“We started providing an online service, and mobilised people at the Manikganj farm. As soon as we heard that food transport was permitted, it was decided that three staff members would travel to Dhaka in a rented vehicle for deliveries. We are now maintaining operational support from Manikganj, and delivering food supplies twice a week to Dhaka, providing weekly food support to a hundred families.”
Manikganj was now at the centre of the organisation’s operations, with farming and logistics both being carried out from there. It was all hands to deck, with everyone engaged in both farming and packaging. This led to a more cost effective approach and efficient monitoring of food production. It has always been the organisation’s goal to provide to clients directly from the farm: this was now a reality thanks to the pandemic!
Organisational culture of preparing for crises
Even in these uncertain times, the organisation was able to implement a coordinated approach to restart their operations, and that, too, in a cost effective manner.
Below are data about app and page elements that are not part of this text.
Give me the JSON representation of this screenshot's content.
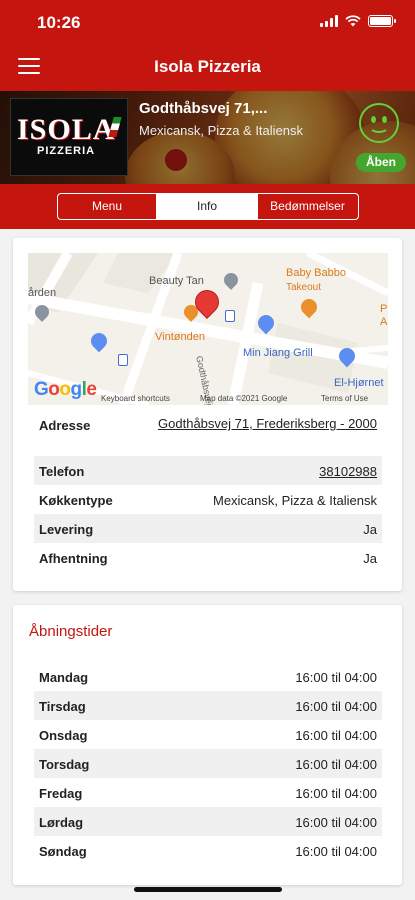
{
  "status_bar": {
    "time": "10:26"
  },
  "header": {
    "title": "Isola Pizzeria",
    "menu_icon": "hamburger-menu-icon"
  },
  "restaurant": {
    "logo_text": "ISOLA",
    "logo_subtext": "PIZZERIA",
    "name": "Godthåbsvej 71,...",
    "cuisine": "Mexicansk, Pizza & Italiensk",
    "rating_icon": "smiley-happy-icon",
    "status": "Åben",
    "colors": {
      "smiley": "#5fd13a",
      "status_badge": "#44a62e"
    }
  },
  "tabs": [
    {
      "label": "Menu",
      "active": false
    },
    {
      "label": "Info",
      "active": true
    },
    {
      "label": "Bedømmelser",
      "active": false
    }
  ],
  "map": {
    "labels": {
      "beauty": "Beauty Tan",
      "baby1": "Baby Babbo",
      "baby2": "Takeout",
      "arden": "ården",
      "vint": "Vintønden",
      "road": "Godthåbsvej",
      "jiang": "Min Jiang Grill",
      "hjornet": "El-Hjørnet",
      "edge_p": "P",
      "edge_a": "A"
    },
    "google": "Google",
    "shortcuts": "Keyboard shortcuts",
    "map_data": "Map data ©2021 Google",
    "terms": "Terms of Use"
  },
  "info": {
    "rows": [
      {
        "label": "Adresse",
        "value": "Godthåbsvej 71, Frederiksberg - 2000",
        "link": true
      },
      {
        "label": "Telefon",
        "value": "38102988",
        "link": true
      },
      {
        "label": "Køkkentype",
        "value": "Mexicansk, Pizza & Italiensk",
        "link": false
      },
      {
        "label": "Levering",
        "value": "Ja",
        "link": false
      },
      {
        "label": "Afhentning",
        "value": "Ja",
        "link": false
      }
    ]
  },
  "hours": {
    "title": "Åbningstider",
    "days": [
      {
        "day": "Mandag",
        "time": "16:00 til 04:00"
      },
      {
        "day": "Tirsdag",
        "time": "16:00 til 04:00"
      },
      {
        "day": "Onsdag",
        "time": "16:00 til 04:00"
      },
      {
        "day": "Torsdag",
        "time": "16:00 til 04:00"
      },
      {
        "day": "Fredag",
        "time": "16:00 til 04:00"
      },
      {
        "day": "Lørdag",
        "time": "16:00 til 04:00"
      },
      {
        "day": "Søndag",
        "time": "16:00 til 04:00"
      }
    ]
  },
  "theme": {
    "primary": "#c4150f",
    "row_shade": "#f0f0f0"
  }
}
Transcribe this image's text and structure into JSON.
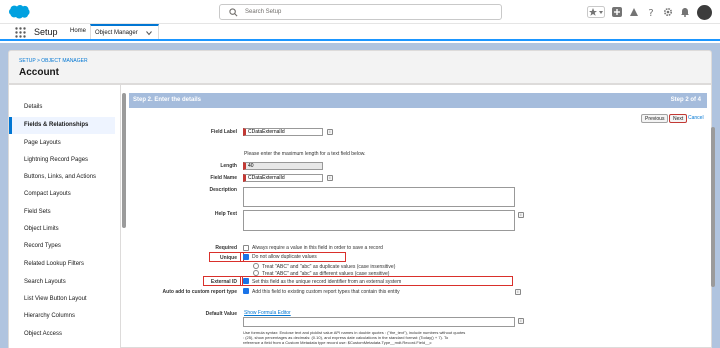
{
  "topbar": {
    "search_placeholder": "Search Setup"
  },
  "nav": {
    "app_name": "Setup",
    "tabs": [
      {
        "label": "Home"
      },
      {
        "label": "Object Manager"
      }
    ]
  },
  "header": {
    "breadcrumb_setup": "SETUP",
    "breadcrumb_sep": " > ",
    "breadcrumb_om": "OBJECT MANAGER",
    "title": "Account"
  },
  "sidebar": {
    "items": [
      {
        "label": "Details"
      },
      {
        "label": "Fields & Relationships"
      },
      {
        "label": "Page Layouts"
      },
      {
        "label": "Lightning Record Pages"
      },
      {
        "label": "Buttons, Links, and Actions"
      },
      {
        "label": "Compact Layouts"
      },
      {
        "label": "Field Sets"
      },
      {
        "label": "Object Limits"
      },
      {
        "label": "Record Types"
      },
      {
        "label": "Related Lookup Filters"
      },
      {
        "label": "Search Layouts"
      },
      {
        "label": "List View Button Layout"
      },
      {
        "label": "Hierarchy Columns"
      },
      {
        "label": "Object Access"
      }
    ]
  },
  "wizard": {
    "step_title": "Step 2. Enter the details",
    "step_count": "Step 2 of 4",
    "previous_label": "Previous",
    "next_label": "Next",
    "cancel_label": "Cancel",
    "field_label_label": "Field Label",
    "field_label_value": "CDataExternalId",
    "max_length_hint": "Please enter the maximum length for a text field below.",
    "length_label": "Length",
    "length_value": "40",
    "field_name_label": "Field Name",
    "field_name_value": "CDataExternalId",
    "description_label": "Description",
    "help_text_label": "Help Text",
    "required_label": "Required",
    "required_text": "Always require a value in this field in order to save a record",
    "unique_label": "Unique",
    "unique_text": "Do not allow duplicate values",
    "unique_opt1": "Treat \"ABC\" and \"abc\" as duplicate values (case insensitive)",
    "unique_opt2": "Treat \"ABC\" and \"abc\" as different values (case sensitive)",
    "external_id_label": "External ID",
    "external_id_text": "Set this field as the unique record identifier from an external system",
    "auto_add_label": "Auto add to custom report type",
    "auto_add_text": "Add this field to existing custom report types that contain this entity",
    "default_value_label": "Default Value",
    "formula_editor_link": "Show Formula Editor",
    "formula_help_1": "Use formula syntax: Enclose text and picklist value API names in double quotes : (\"the_text\"), include numbers without quotes",
    "formula_help_2": ": (25), show percentages as decimals: (0.10), and express date calculations in the standard format: (Today() + 7). To",
    "formula_help_3": "reference a field from a Custom Metadata type record use: $CustomMetadata.Type__mdt.Record.Field__c"
  }
}
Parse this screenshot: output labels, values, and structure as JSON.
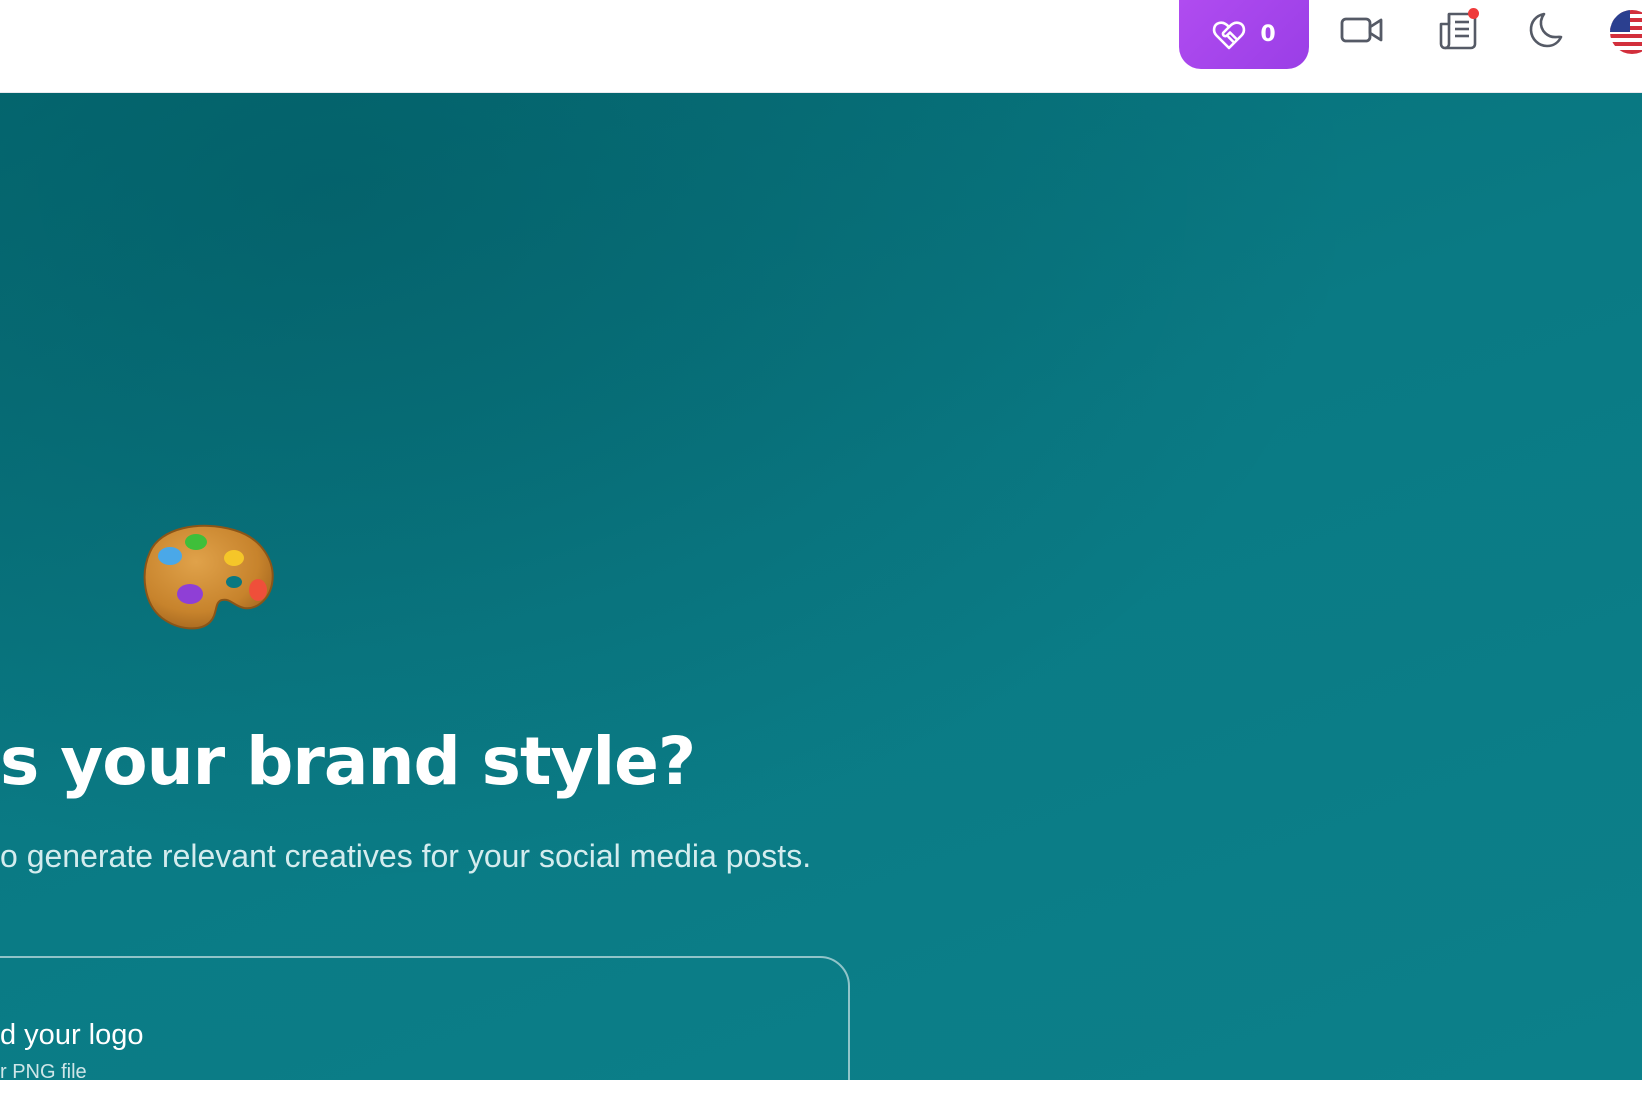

As Delowar mentions, “At Prakritik Krishi, we cultivate a culture of preparing for unforeseeable economic crises. As such, we primarily focus on sustaining our farms so that if there is ever a crisis that threatens our livelihoods, we can at least produce our own food for our families and survive.” The very idea of sustainability was so deeply ingrained within the organisation, that Delowar and his colleagues were able to innovate on opportunities during the crisis. However, Delowar believes that support from the government and other stakeholders are also essential to sustain food security.
One such business opportunity arose when they observed that as a means of self-sufficiency, people were keen to grow vegetables on their rooftops or balconies during the lockdown. Prakritik Krishi is now distributing and delivering seeds from their farms. “We have received positive responses and the demand is increasing,” Delowar proudly says of this new initiative that not only diversifies their product range and source of income, but also addresses the current needs of their clients. Delowar adds, “It takes 14 days for most leafy vegetables to grow, which is the exact duration of the COVID-19 quarantine. You can grow your own food with nurture and care, and reconnect with nature!”
“The pandemic has offered a glimpse of renewed hope and increased resilience amongst communities around the world. It has forced us to explore creative methods to sustain our livelihoods and social responsibilities. When left with no choice, we often look towards collaborative methods of sustenance. Bringing together our unique dispositions into a collective response has been our survival instinct since the beginning of civilisation. This is how the local farmers took forward an idea of creating opportunity to sustain their livelihoods, and how Prakritik Krishi was able to not only maintain their supply chain but also achieve their long-standing goal of creating a direct link between their farms and our plates.”
About Zakir Hossain and Delowar Jahan
Zakir Hossain is the founder of Farmers’ Voice (Krisoker Sor). He advocates globally on farmers’ rights, especially in the areas of climate change, disaster risk reduction and Agenda 2030. Farmers’ Voice is a small agriculture research institute funded by the local community dedicated to holistic local development, that connects experiential research with policy discourse.
Prakritik Krishi began operations more than a decade ago when a young journalism graduate, Delowar Jahan, decided to follow his curiosity into the methods of farming and took the challenge of creating harmony between agricultural practices and nature, by implementing non-chemical and eco friendly methods of farming.
Prakritik Krishi and Farmers’ Voice are on the same pathway of the global organic farming movement.